The US has often accused China of overburdening developing countries with debt, what officials call ‘debt trap diplomacy’, to characterise the loss of important national assets for failing to pay back loans. Some 20 percent of African government external debt is owed to China alone, compared to about 32 percent of external debt owed to private lenders, and 35 percent to multilateral institutions such as the World Bank.
With the new IDFC, the US wants to provide an alternative to the Chinese model of state-direct lending, with advanced private sector-driven investment in developing countries, alongside US foreign policy objectives and its national security interests.
In fact, the BUILD Act raised the spending limit of IDFC investments to $60 billion, twice the $29 billion funding cap for OPIC.
The new development finance agency can make equity investments of up to 20 percent, provide insurance and technical assistance, make loans or loan guarantees using local currency, and manage special projects. Allowing the IDFC to make equity investments gives it more power to fight off the Chinese government’s funds, which also take ownership stakes, analysts say.

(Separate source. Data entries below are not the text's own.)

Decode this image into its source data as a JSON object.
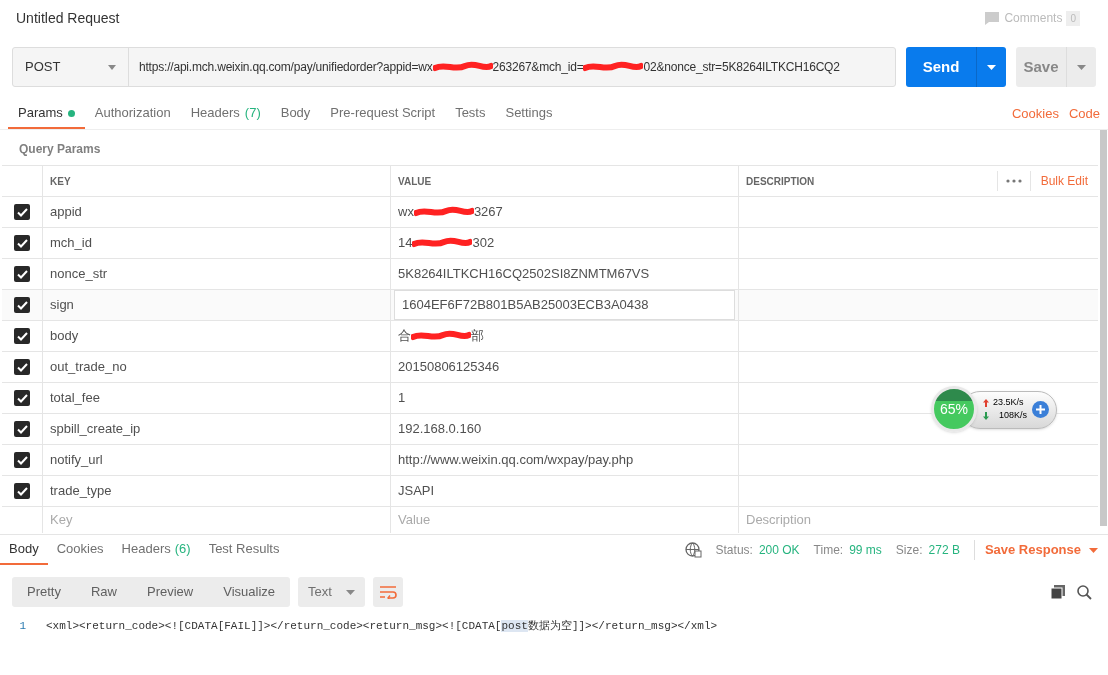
{
  "title": "Untitled Request",
  "comments": {
    "label": "Comments",
    "count": "0"
  },
  "request": {
    "method": "POST",
    "url": [
      {
        "kind": "text",
        "text": "https://api.mch.weixin.qq.com/pay/unifiedorder?appid=wx"
      },
      {
        "kind": "redacted"
      },
      {
        "kind": "text",
        "text": "263267&mch_id="
      },
      {
        "kind": "redacted"
      },
      {
        "kind": "text",
        "text": "02&nonce_str=5K8264ILTKCH16CQ2"
      }
    ],
    "send": "Send",
    "save": "Save"
  },
  "tabs": [
    {
      "label": "Params",
      "selected": true,
      "dot": true
    },
    {
      "label": "Authorization",
      "selected": false
    },
    {
      "label": "Headers",
      "count": "(7)",
      "selected": false
    },
    {
      "label": "Body",
      "selected": false
    },
    {
      "label": "Pre-request Script",
      "selected": false
    },
    {
      "label": "Tests",
      "selected": false
    },
    {
      "label": "Settings",
      "selected": false
    }
  ],
  "tab_links": [
    "Cookies",
    "Code"
  ],
  "section_title": "Query Params",
  "table": {
    "columns": [
      "KEY",
      "VALUE",
      "DESCRIPTION"
    ],
    "bulk_edit": "Bulk Edit",
    "rows": [
      {
        "key": "appid",
        "checked": true,
        "value": [
          {
            "kind": "text",
            "text": "wx"
          },
          {
            "kind": "redacted"
          },
          {
            "kind": "text",
            "text": "3267"
          }
        ]
      },
      {
        "key": "mch_id",
        "checked": true,
        "value": [
          {
            "kind": "text",
            "text": "14"
          },
          {
            "kind": "redacted"
          },
          {
            "kind": "text",
            "text": "302"
          }
        ]
      },
      {
        "key": "nonce_str",
        "checked": true,
        "value": [
          {
            "kind": "text",
            "text": "5K8264ILTKCH16CQ2502SI8ZNMTM67VS"
          }
        ]
      },
      {
        "key": "sign",
        "checked": true,
        "editing": true,
        "value": [
          {
            "kind": "text",
            "text": "1604EF6F72B801B5AB25003ECB3A0438"
          }
        ]
      },
      {
        "key": "body",
        "checked": true,
        "value": [
          {
            "kind": "text",
            "text": "合"
          },
          {
            "kind": "redacted"
          },
          {
            "kind": "text",
            "text": "部"
          }
        ]
      },
      {
        "key": "out_trade_no",
        "checked": true,
        "value": [
          {
            "kind": "text",
            "text": "20150806125346"
          }
        ]
      },
      {
        "key": "total_fee",
        "checked": true,
        "value": [
          {
            "kind": "text",
            "text": "1"
          }
        ]
      },
      {
        "key": "spbill_create_ip",
        "checked": true,
        "value": [
          {
            "kind": "text",
            "text": "192.168.0.160"
          }
        ]
      },
      {
        "key": "notify_url",
        "checked": true,
        "value": [
          {
            "kind": "text",
            "text": "http://www.weixin.qq.com/wxpay/pay.php"
          }
        ]
      },
      {
        "key": "trade_type",
        "checked": true,
        "value": [
          {
            "kind": "text",
            "text": "JSAPI"
          }
        ]
      }
    ],
    "new_row": [
      {
        "placeholder": "Key"
      },
      {
        "placeholder": "Value"
      },
      {
        "placeholder": "Description"
      }
    ]
  },
  "response": {
    "tabs": [
      {
        "label": "Body",
        "selected": true
      },
      {
        "label": "Cookies",
        "selected": false
      },
      {
        "label": "Headers",
        "count": "(6)",
        "selected": false
      },
      {
        "label": "Test Results",
        "selected": false
      }
    ],
    "status_label": "Status:",
    "status": "200 OK",
    "time_label": "Time:",
    "time": "99 ms",
    "size_label": "Size:",
    "size": "272 B",
    "save": "Save Response",
    "views": [
      {
        "label": "Pretty",
        "selected": false
      },
      {
        "label": "Raw",
        "selected": false
      },
      {
        "label": "Preview",
        "selected": false
      },
      {
        "label": "Visualize",
        "selected": false
      }
    ],
    "format": "Text",
    "lines": [
      {
        "number": "1",
        "before": "<xml><return_code><![CDATA[FAIL]]></return_code><return_msg><![CDATA[",
        "highlight": "post",
        "after": "数据为空]]></return_msg></xml>"
      }
    ]
  },
  "net_meter": {
    "percent": "65%",
    "up": "23.5K/s",
    "down": "108K/s"
  }
}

The IDFC would provide small grants to enable small and medium-sized enterprises, or SMEs, to grow. Chinese loans barely support lending to SMEs.
“While the US is returning to Africa late in the game, it must be noted that among the general populace, it still retains significant goodwill in major parts of Africa compared to its adversaries,” said Damimola Olawuyi of SBM Intelligence, a Lagos-based geopolitical consultancy firm.
“The continent can be seen as a staging base for global competition and great powers will want to disperse resources there before deploying them against adversaries,” he added.
The US strategy to win hearts and minds while advancing its foreign policy goals in Africa doesn’t end with the new agency. And as the Chinese government comes under scrutiny for a lack of transparency with project details and Chinese companies face accusations of labour and environmental violations, gaps to exploit remain.
On December 13, at the Washington-based think tank Heritage Foundation, John R. Bolton, Trump’s national security adviser, outlined the administration’s new strategy for Africa. Again, at the heart of the strategy is a ploy to counter Russian and Chinese influence, which Bolton did not gloss over.
The new strategy would, he told the audience, focus on promoting trade and commercial ties, countering terrorism and violent conflict, and providing foreign aid “efficiently and effectively.”
A new initiative Prosper Africa, would be implemented to support US investment across Africa, increase the continent’s middle class and improve business environments in the region, he said. Bolton did not say how many dollars would be poured into the programme.
“America’s vision for the region is one of independence, self-reliance, and growth—not dependency, domination, and debt,” he added.
A day before Bolton’s address, USAID had unveiled its first-ever Private Sector Engagement Policy, which is largely enterprise-driven as part of efforts to further promote the US’s commercial engagement in Africa.
“America has commercial interest, investment interests, and investment relationships in the developing world; that's a fundamental difference,” USAID Administrator Ambassador Mark Green said at the American Enterprise Institute in Washington, perhaps the best place to discuss a changing development finance strategy.
However, Page does not think it is time to start celebrating yet. The next few months would show, he said, whether Trump’s Africa policy takes “flight or stalls mid-air.”
And even following the US national security adviser’s speech, he called for caution.
“Bolton’s speech should not be interpreted as a sudden shift or renewed interest in Africa among senior administration officials,” Page explained.
“Whether it constitutes more than a box-checking exercise remains to be seen. Will we see concrete changes in existing policy? Will new initiatives be funded and implemented on the ground? Will Trump send [US Secretary of State Mike] Pompeo or Bolton to the continent to undertake substantive policy discussions with key African leaders?”